First Amendment

Massachusetts Supreme Court Says a Teen Who Told Her Boyfriend to Kill Himself Should Go to Jail

The Michelle Carter case has troubling free speech implications.


Joshua Mcdonough |

Michelle Carter, the Massachusetts teenager who encouraged her boyfriend to commit suicide and told him to "get back in" a carbon-monoxide-filled truck, will serve a 15-month prison sentence, the state's supreme court ruled on Wednesday.

The decision upholds a lower court's conclusion that Carter is guilty of involuntary manslaughter—that her words caused the death of Roy Conrad III in 2014. The young woman certainly said some very cruel things, and she bears some moral responsibility for what happened. But as I wrote in a 2017 column for The New York Times, to hold her legally responsible for Conrad's death is worrisome:

While some states criminalize the act of convincing people to commit suicide, Massachusetts has no such law. Moreover, speech that is reckless, hateful and ill-willed nevertheless enjoys First Amendment protection. While the Supreme Court has carved out narrowly tailored exceptions for literal threats of violence and incitement to lawless action, telling someone they should kill themselves is not the same as holding a gun to their head and pulling the trigger. Nor is it akin to threatening to kill the president, which is specifically prohibited by law—and in any case, only considered a felony if done "knowingly and willfully." (Merely expressing hope that the president dies isn't enough.)

Judge Moniz's verdict is a stunning act of defiance against this general principle. By finding Ms. Carter guilty of involuntary manslaughter—rather than some lesser misdeed, such as bullying or harassment—the court has dealt a blow to the constitutionally enshrined idea that speech is not, itself, violence.
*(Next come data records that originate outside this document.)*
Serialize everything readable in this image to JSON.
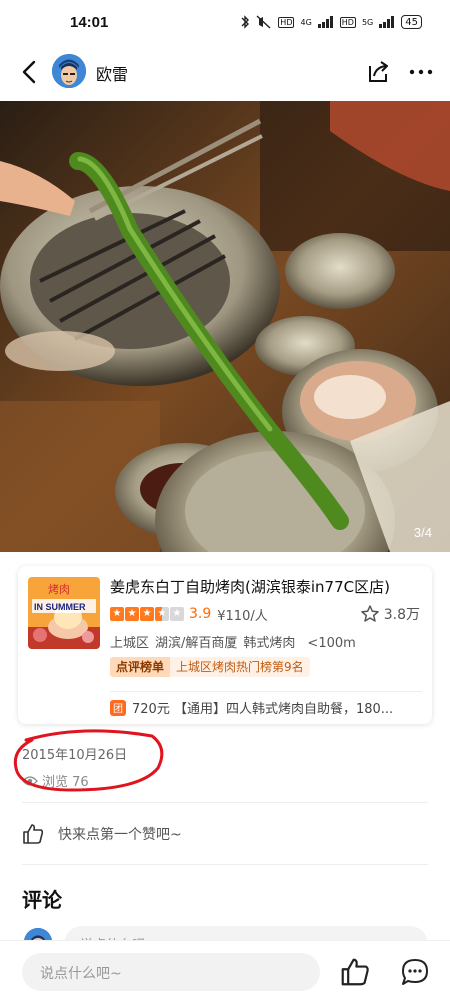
{
  "status_bar": {
    "time": "14:01",
    "signal_labels": [
      "HD",
      "4G",
      "HD",
      "5G"
    ],
    "battery": "45"
  },
  "nav": {
    "author_name": "欧雷",
    "icons": [
      "back-arrow-icon",
      "avatar",
      "share-icon",
      "more-icon"
    ]
  },
  "photo": {
    "counter": "3/4"
  },
  "shop": {
    "name": "姜虎东白丁自助烤肉(湖滨银泰in77C区店)",
    "thumb_text_top": "烤肉",
    "thumb_text_bottom": "IN SUMMER",
    "stars": 3.5,
    "score": "3.9",
    "price": "¥110/人",
    "favorites": "3.8万",
    "district": "上城区",
    "area": "湖滨/解百商厦",
    "category": "韩式烤肉",
    "distance": "<100m",
    "badge_main": "点评榜单",
    "badge_sub": "上城区烤肉热门榜第9名",
    "deal_icon": "团",
    "deal_text": "720元 【通用】四人韩式烤肉自助餐，180..."
  },
  "post": {
    "date": "2015年10月26日",
    "views": "浏览 76",
    "like_prompt": "快来点第一个赞吧~",
    "comments_title": "评论",
    "comment_placeholder": "说点什么吧~"
  },
  "bottom_bar": {
    "input_placeholder": "说点什么吧~"
  },
  "colors": {
    "accent_orange": "#ff6a00",
    "annotation_red": "#e0141e"
  }
}
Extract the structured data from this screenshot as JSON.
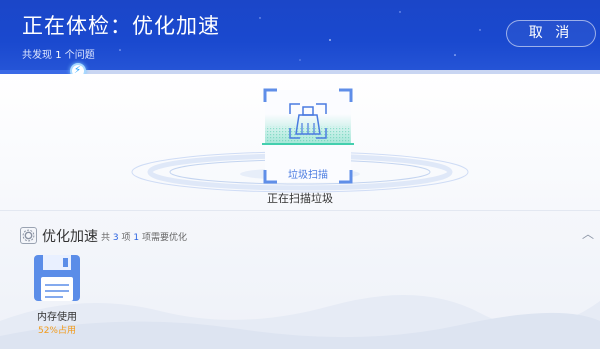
{
  "header": {
    "title": "正在体检：优化加速",
    "found_prefix": "共发现",
    "found_count": "1",
    "found_suffix": "个问题",
    "cancel_label": "取 消"
  },
  "progress": {
    "percent": 13
  },
  "scan": {
    "icon_label": "垃圾扫描",
    "status": "正在扫描垃圾"
  },
  "section": {
    "title": "优化加速",
    "sub_prefix": "共",
    "total": "3",
    "sub_mid": "项",
    "need": "1",
    "sub_suffix": "项需要优化"
  },
  "items": [
    {
      "label": "内存使用",
      "usage": "52%占用"
    }
  ],
  "colors": {
    "accent": "#1a49cf",
    "warning": "#f29b1b",
    "scan_green": "#5fd5b8"
  }
}
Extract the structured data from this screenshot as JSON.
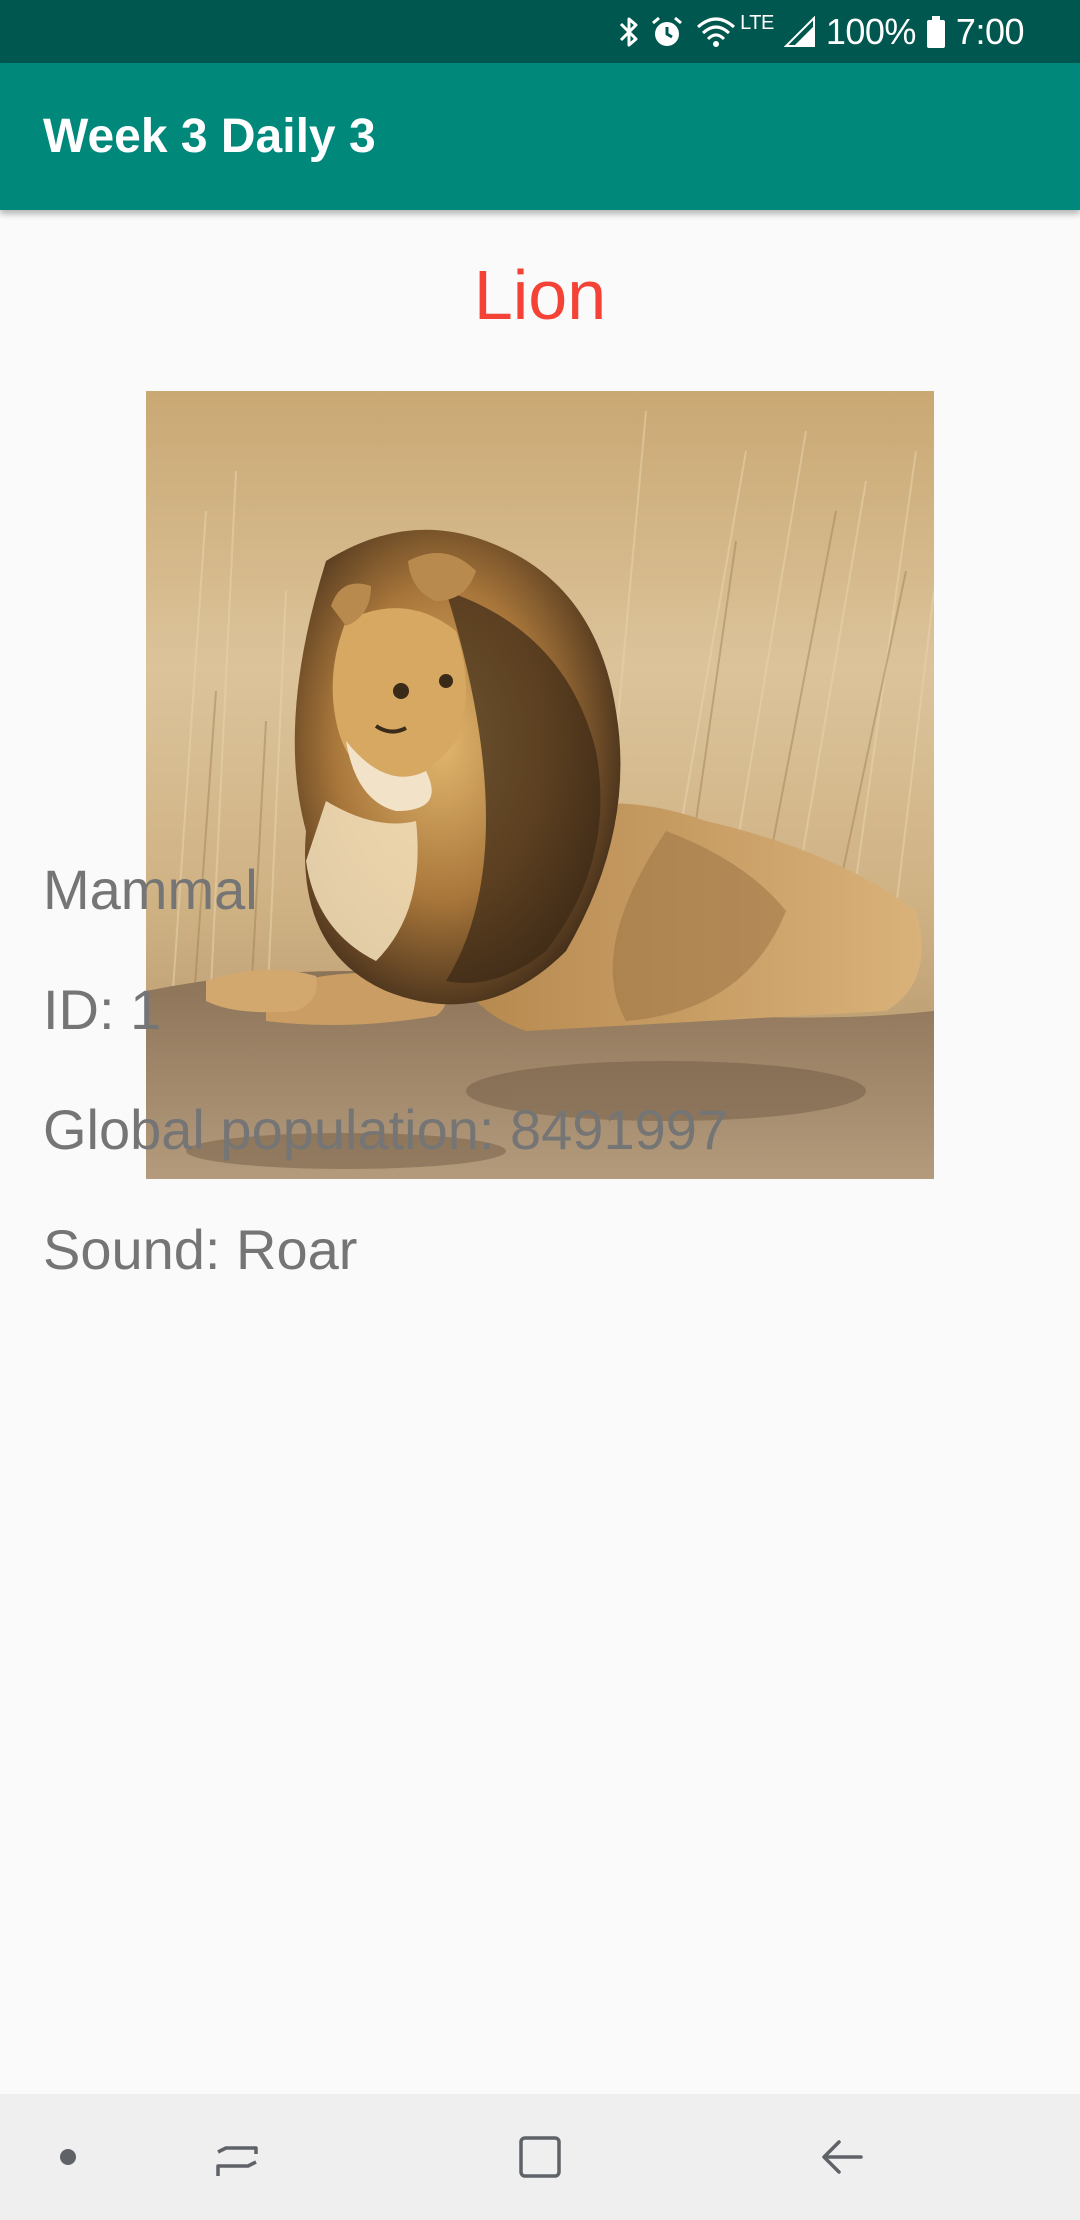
{
  "status_bar": {
    "battery": "100%",
    "time": "7:00",
    "network_label": "LTE",
    "icons": [
      "bluetooth-icon",
      "alarm-icon",
      "wifi-icon",
      "signal-icon",
      "battery-icon"
    ]
  },
  "app_bar": {
    "title": "Week 3 Daily 3"
  },
  "animal": {
    "name": "Lion",
    "image": "lion-photo",
    "class": "Mammal",
    "id_text": "ID: 1",
    "population_text": "Global population: 8491997",
    "sound_text": "Sound: Roar"
  },
  "nav_bar": {
    "buttons": [
      "dot-indicator",
      "recent-apps-icon",
      "home-icon",
      "back-icon"
    ]
  },
  "colors": {
    "status_bar": "#00574f",
    "app_bar": "#00897b",
    "title_accent": "#f44336",
    "detail_text": "#757575",
    "background": "#fafafa",
    "nav_bar": "#efefef"
  }
}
That's cause for concern.

My concerns are shared by the Massachusetts chapter of the American Civil Liberties Union, which expressed concern that this decision might set a bad precedent for families and doctors discussing end-of-life options for the terminally ill.

Nevertheless, the Massachusetts Supreme Court believes the involuntary manslaughter finding is justified. "No constitutional violation results from convicting a defendant of involuntary manslaughter for reckless and wanton, pressuring text messages and phone calls, preying upon well-known weaknesses, fears, anxieties and promises, that finally overcame the willpower to live of a mentally ill, vulnerable, young person, thereby coercing him to commit suicide," says the court's ruling.

Carter's attorneys have 28 days to appeal the decision to the U.S. Supreme Court.